Part requiem, part enquiry, but all action, this scathing World War II epic is set during the costly 1944 Allied invasion of Italy.
A chemical infested soft drink turns people into flesh-eating zombies. Soon a whole shopping mall is full of the walking dead. Bit like Brent Cross on a Monday morning
Hong Kong is best known for martial arts action movies and Manga animation but when it does produce a horror film, it is definitely going to be outside the western mainstream, even if, in this case, there is a nod to zombie-meister George A Romero's Dawn Of The Dead.
A tainted soft drink (called Chemical Weapon, arf!) creates the first zombies who then go on to infect others in a shopping mall where only a handful of young employees, led by the curiously named Woody Invincible (Jordan Chan) and Crazy Bee (Lee Chan-Sam), can stop them.
Basic but irreverent, gloriously silly gore thatâs genuinely enjoyable and cleverly filmed - midway through a computer game screen appears over the action. Occasionally Bio Zombie is very Bill & Ted, as our teenage heroes battle the blotchy, peeling skin legions not quite taking their perilous situation seriously. All the same, there are a couple of flesh eating scenes that will test your appetite.
Bio Zombie joins the ranks of slapstick horror movies with as much humour and visual gags as chunk-blowing thrills.
Catherine Bray rounds up some of the most interesting shorts from the 70th edition of the Edinburgh International Film Festival. [caption id="attachment_5605" align="alignnone" width="600"] Before Lo

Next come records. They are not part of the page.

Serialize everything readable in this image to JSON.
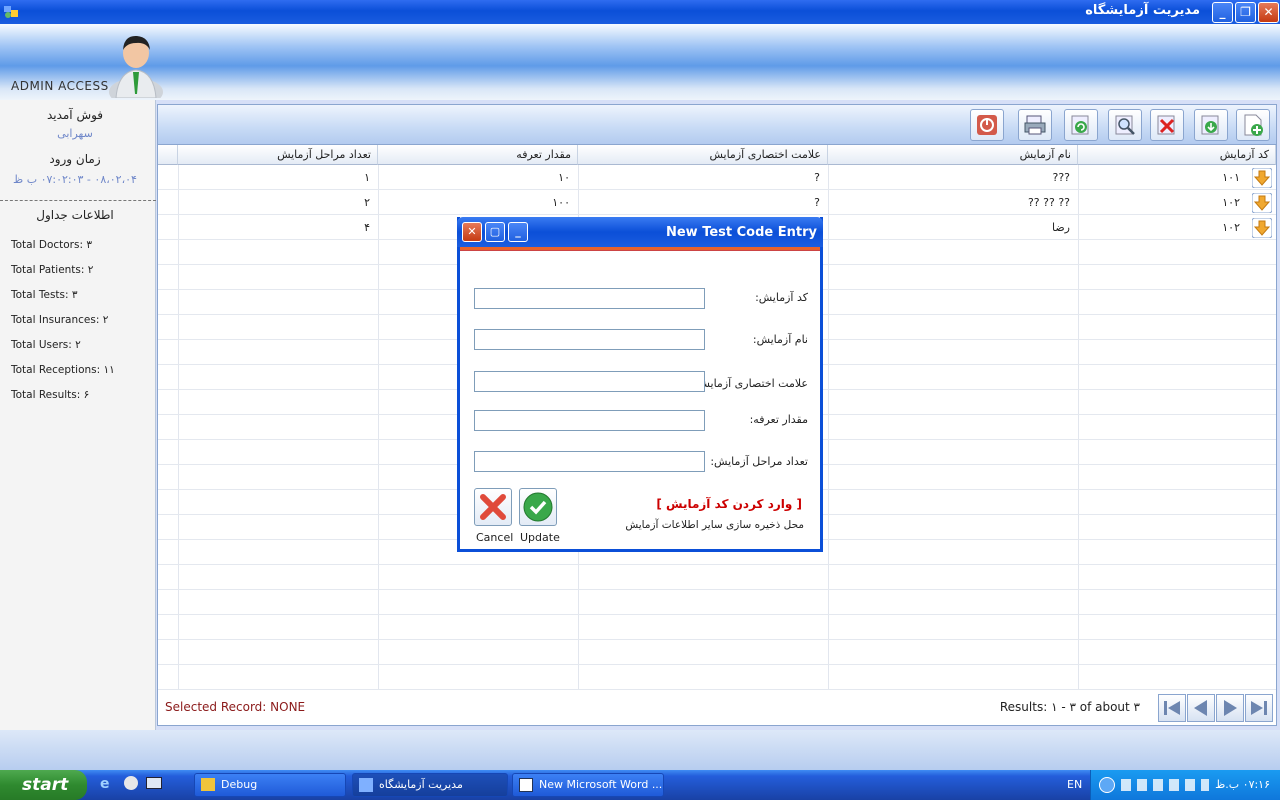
{
  "window": {
    "title": "مدیریت آزمایشگاه"
  },
  "header": {
    "admin_label": "ADMIN ACCESS"
  },
  "sidebar": {
    "user_label": "فوش آمدید",
    "user_name": "سهرابی",
    "login_time_label": "زمان ورود",
    "login_time": "۰۸،۰۲،۰۴ - ۰۷:۰۲:۰۳ ب ظ",
    "info_title": "اطلاعات جداول",
    "stats": [
      "Total Doctors: ۳",
      "Total Patients: ۲",
      "Total Tests: ۳",
      "Total Insurances: ۲",
      "Total Users: ۲",
      "Total Receptions: ۱۱",
      "Total Results: ۶"
    ]
  },
  "grid": {
    "columns": [
      "کد آزمایش",
      "نام آزمایش",
      "علامت اختصاری آزمایش",
      "مقدار تعرفه",
      "تعداد مراحل آزمایش"
    ],
    "rows": [
      {
        "code": "۱۰۱",
        "name": "???",
        "abbr": "?",
        "tariff": "۱۰",
        "steps": "۱"
      },
      {
        "code": "۱۰۲",
        "name": "?? ?? ??",
        "abbr": "?",
        "tariff": "۱۰۰",
        "steps": "۲"
      },
      {
        "code": "۱۰۲",
        "name": "رضا",
        "abbr": "",
        "tariff": "",
        "steps": "۴"
      }
    ],
    "selected_record": "Selected Record: NONE",
    "results": "Results: ۱ - ۳ of about ۳"
  },
  "dialog": {
    "title": "New Test Code Entry",
    "labels": {
      "code": "کد آزمایش:",
      "name": "نام آزمایش:",
      "abbr": "علامت اختصاری آزمایش:",
      "tariff": "مقدار تعرفه:",
      "steps": "تعداد مراحل آزمایش:"
    },
    "header_red": "[ وارد کردن کد آزمایش ]",
    "header_note": "محل ذخیره سازی سایر اطلاعات آزمایش",
    "cancel_label": "Cancel",
    "update_label": "Update"
  },
  "taskbar": {
    "start_label": "start",
    "tasks": [
      "Debug",
      "مدیریت آزمایشگاه",
      "New Microsoft Word ..."
    ],
    "lang": "EN",
    "clock": "۰۷:۱۶ ب.ظ"
  },
  "colors": {
    "titlebar": "#0b4fd8",
    "accent_red": "#c00000",
    "selected_text": "#8b1a1a"
  }
}
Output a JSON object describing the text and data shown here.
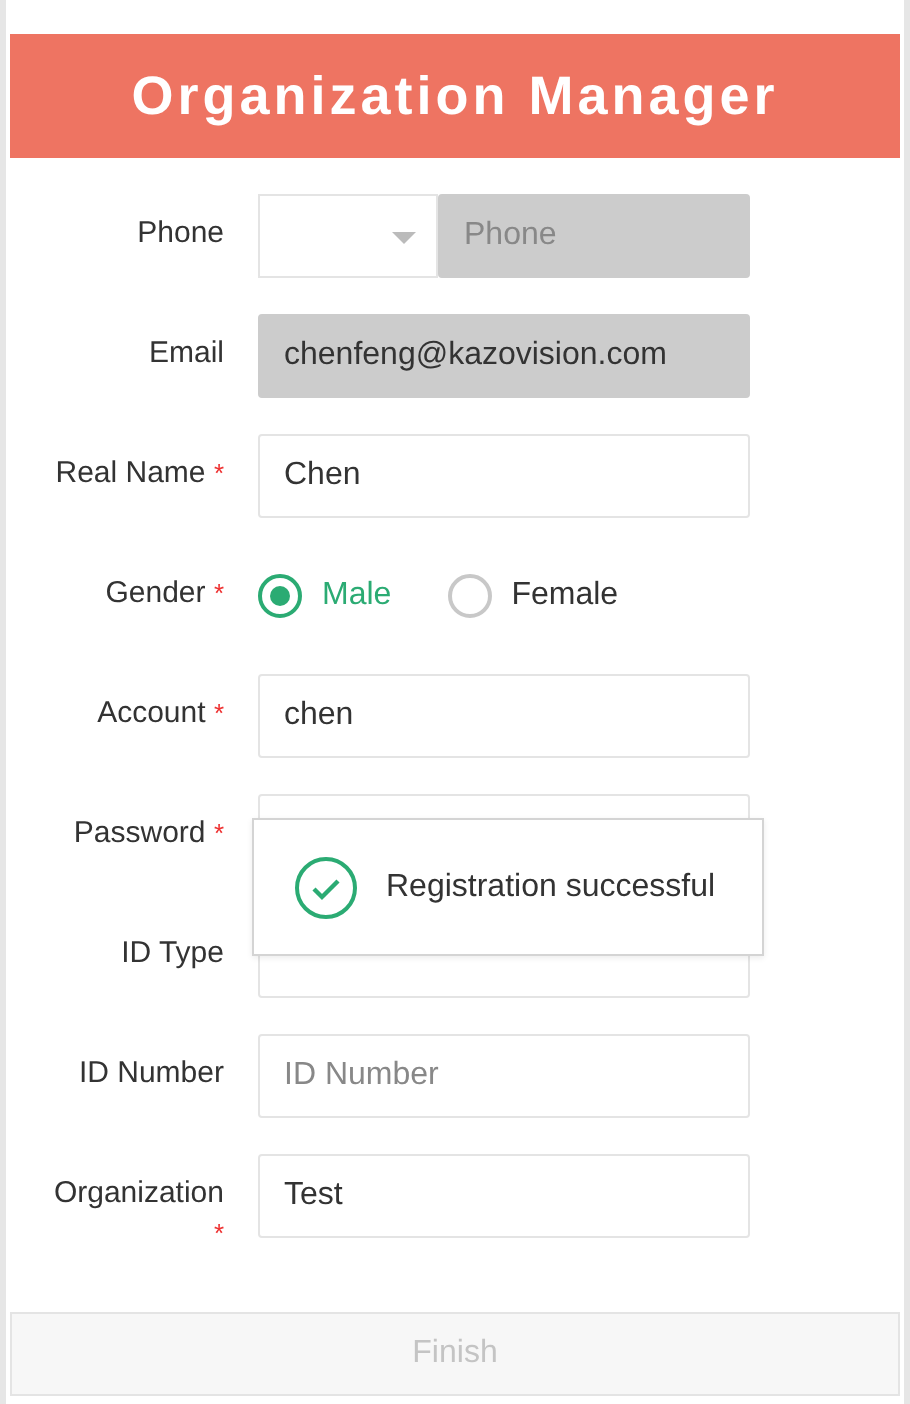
{
  "header": {
    "title": "Organization Manager"
  },
  "fields": [
    {
      "kind": "phone",
      "label": "Phone",
      "placeholder": "Phone",
      "disabled": true
    },
    {
      "kind": "text",
      "label": "Email",
      "value": "chenfeng@kazovision.com",
      "disabled": true
    },
    {
      "kind": "text",
      "label": "Real Name",
      "required_mark": "*",
      "value": "Chen",
      "disabled": false
    },
    {
      "kind": "radio",
      "label": "Gender",
      "required_mark": "*",
      "options": [
        {
          "label": "Male",
          "selected": true
        },
        {
          "label": "Female",
          "selected": false
        }
      ]
    },
    {
      "kind": "text",
      "label": "Account",
      "required_mark": "*",
      "value": "chen",
      "disabled": false
    },
    {
      "kind": "text",
      "label": "Password",
      "required_mark": "*",
      "disabled": false
    },
    {
      "kind": "text",
      "label": "ID Type",
      "disabled": false
    },
    {
      "kind": "text",
      "label": "ID Number",
      "placeholder": "ID Number",
      "disabled": false
    },
    {
      "kind": "text",
      "label": "Organization",
      "required_mark": "*",
      "value": "Test",
      "disabled": false
    }
  ],
  "toast": {
    "message": "Registration successful"
  },
  "finish_button": {
    "label": "Finish",
    "disabled": true
  }
}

We grabbed five minutes with Jim Gillespie after his Edinburgh International Film Festival directing masterclass to put five burning questions to the man behind I Know What You Did Last Summer, whose
The best all-singing, all-dancing showstoppers every committed to screen
A summary of the critics and film professionals who voted for the top 50 Horror films of the 21st Century